Segment Start: Records provided

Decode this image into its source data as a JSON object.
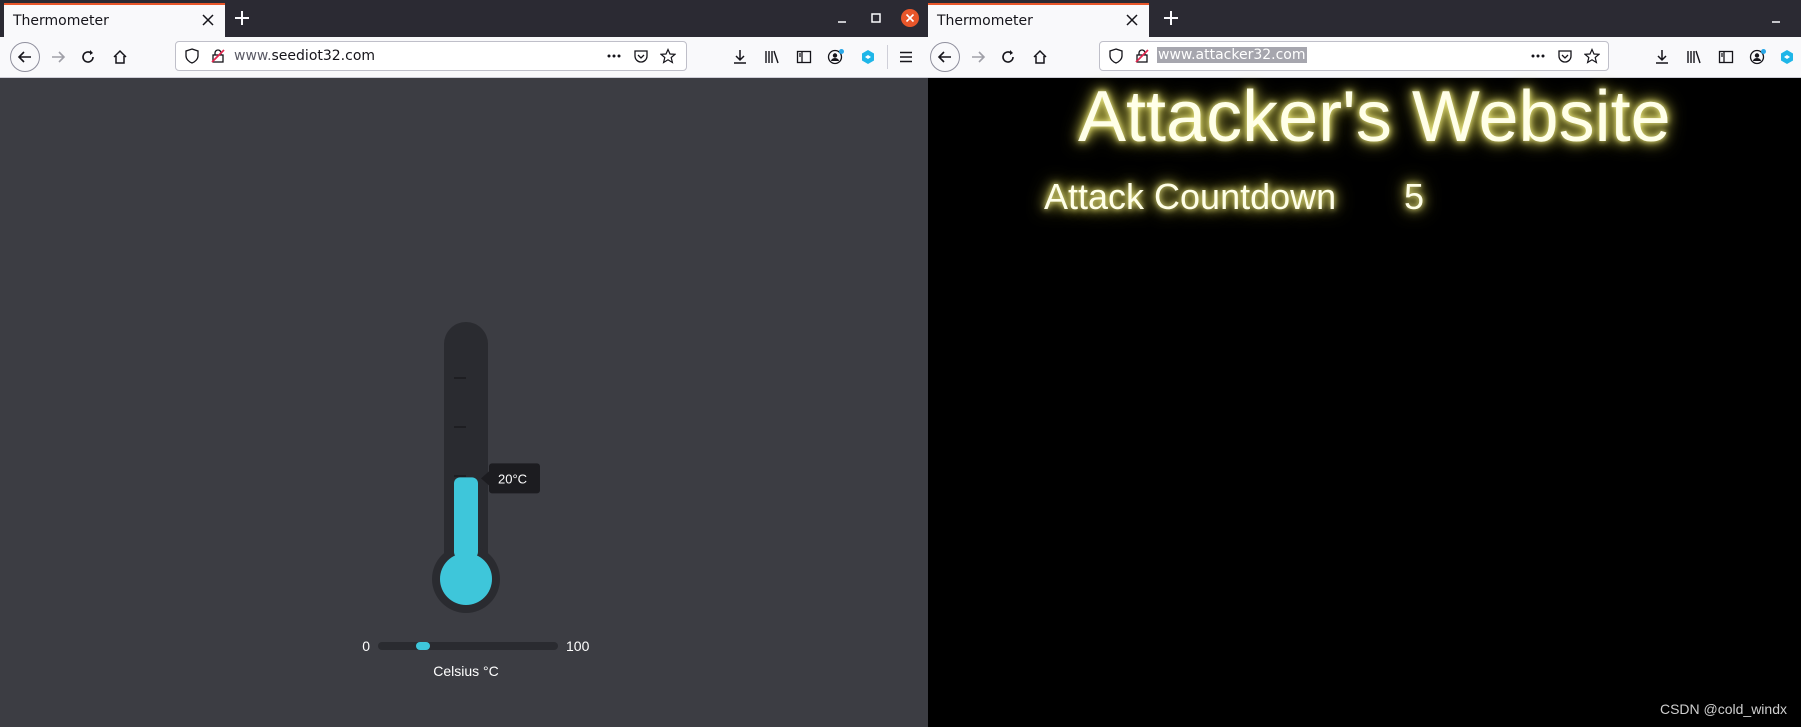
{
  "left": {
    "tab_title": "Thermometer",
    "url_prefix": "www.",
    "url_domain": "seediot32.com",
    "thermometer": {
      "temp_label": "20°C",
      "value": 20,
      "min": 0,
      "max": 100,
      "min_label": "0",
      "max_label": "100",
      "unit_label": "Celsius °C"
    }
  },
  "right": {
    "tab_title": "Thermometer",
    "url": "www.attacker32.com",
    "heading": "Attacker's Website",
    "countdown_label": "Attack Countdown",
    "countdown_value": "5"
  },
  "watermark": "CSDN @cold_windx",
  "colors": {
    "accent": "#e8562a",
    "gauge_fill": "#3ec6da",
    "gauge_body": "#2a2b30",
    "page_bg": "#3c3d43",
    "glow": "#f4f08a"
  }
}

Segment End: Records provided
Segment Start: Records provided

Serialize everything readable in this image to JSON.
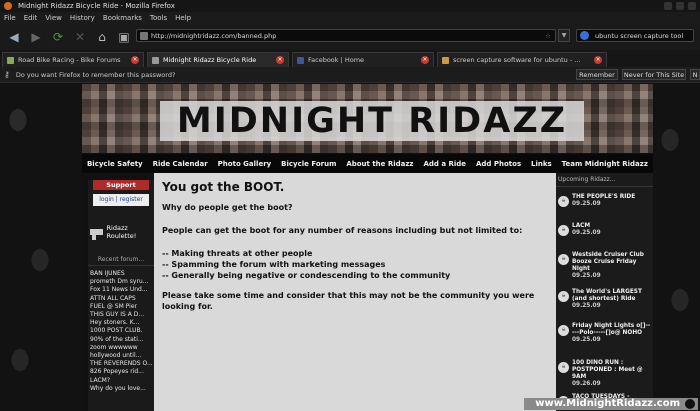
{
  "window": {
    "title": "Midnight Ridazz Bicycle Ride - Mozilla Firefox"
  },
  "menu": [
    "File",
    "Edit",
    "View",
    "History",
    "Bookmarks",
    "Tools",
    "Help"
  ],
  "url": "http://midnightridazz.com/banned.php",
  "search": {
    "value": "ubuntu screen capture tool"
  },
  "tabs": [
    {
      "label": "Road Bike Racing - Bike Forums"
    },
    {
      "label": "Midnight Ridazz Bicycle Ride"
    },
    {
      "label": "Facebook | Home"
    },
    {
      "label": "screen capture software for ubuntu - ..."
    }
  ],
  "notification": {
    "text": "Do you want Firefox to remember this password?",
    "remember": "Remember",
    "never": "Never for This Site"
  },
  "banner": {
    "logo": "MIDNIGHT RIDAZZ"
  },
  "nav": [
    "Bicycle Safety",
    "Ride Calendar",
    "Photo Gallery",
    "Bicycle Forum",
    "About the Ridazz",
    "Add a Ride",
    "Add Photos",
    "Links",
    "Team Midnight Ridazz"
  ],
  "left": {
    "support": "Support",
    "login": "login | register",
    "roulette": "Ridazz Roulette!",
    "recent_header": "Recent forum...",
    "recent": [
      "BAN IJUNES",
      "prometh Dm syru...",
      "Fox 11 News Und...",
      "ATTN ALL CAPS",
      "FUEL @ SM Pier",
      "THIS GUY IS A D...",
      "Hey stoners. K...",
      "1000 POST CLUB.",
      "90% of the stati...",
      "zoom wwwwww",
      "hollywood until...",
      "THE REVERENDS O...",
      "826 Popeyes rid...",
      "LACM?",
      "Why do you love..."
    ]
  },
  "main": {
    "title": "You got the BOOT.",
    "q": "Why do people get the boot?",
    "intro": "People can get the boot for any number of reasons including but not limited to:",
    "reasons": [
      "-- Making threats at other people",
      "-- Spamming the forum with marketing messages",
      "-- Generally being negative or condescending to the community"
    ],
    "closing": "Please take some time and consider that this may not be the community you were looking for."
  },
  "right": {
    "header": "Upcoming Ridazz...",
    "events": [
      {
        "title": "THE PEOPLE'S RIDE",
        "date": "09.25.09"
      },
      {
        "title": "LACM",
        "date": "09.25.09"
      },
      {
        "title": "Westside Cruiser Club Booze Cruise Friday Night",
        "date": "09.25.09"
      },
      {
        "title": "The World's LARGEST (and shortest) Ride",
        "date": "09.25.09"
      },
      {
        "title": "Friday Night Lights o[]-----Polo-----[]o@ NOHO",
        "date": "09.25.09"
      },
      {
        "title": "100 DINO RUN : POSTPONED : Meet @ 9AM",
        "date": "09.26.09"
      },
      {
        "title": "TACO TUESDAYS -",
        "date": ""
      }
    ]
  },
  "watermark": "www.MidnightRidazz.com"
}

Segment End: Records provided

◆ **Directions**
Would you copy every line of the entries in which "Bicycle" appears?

◆ **Written response**
    "title": "Midnight Ridazz Bicycle Ride - Mozilla Firefox"
      "label": "Midnight Ridazz Bicycle Ride"
    "Bicycle Safety",
    "Bicycle Forum",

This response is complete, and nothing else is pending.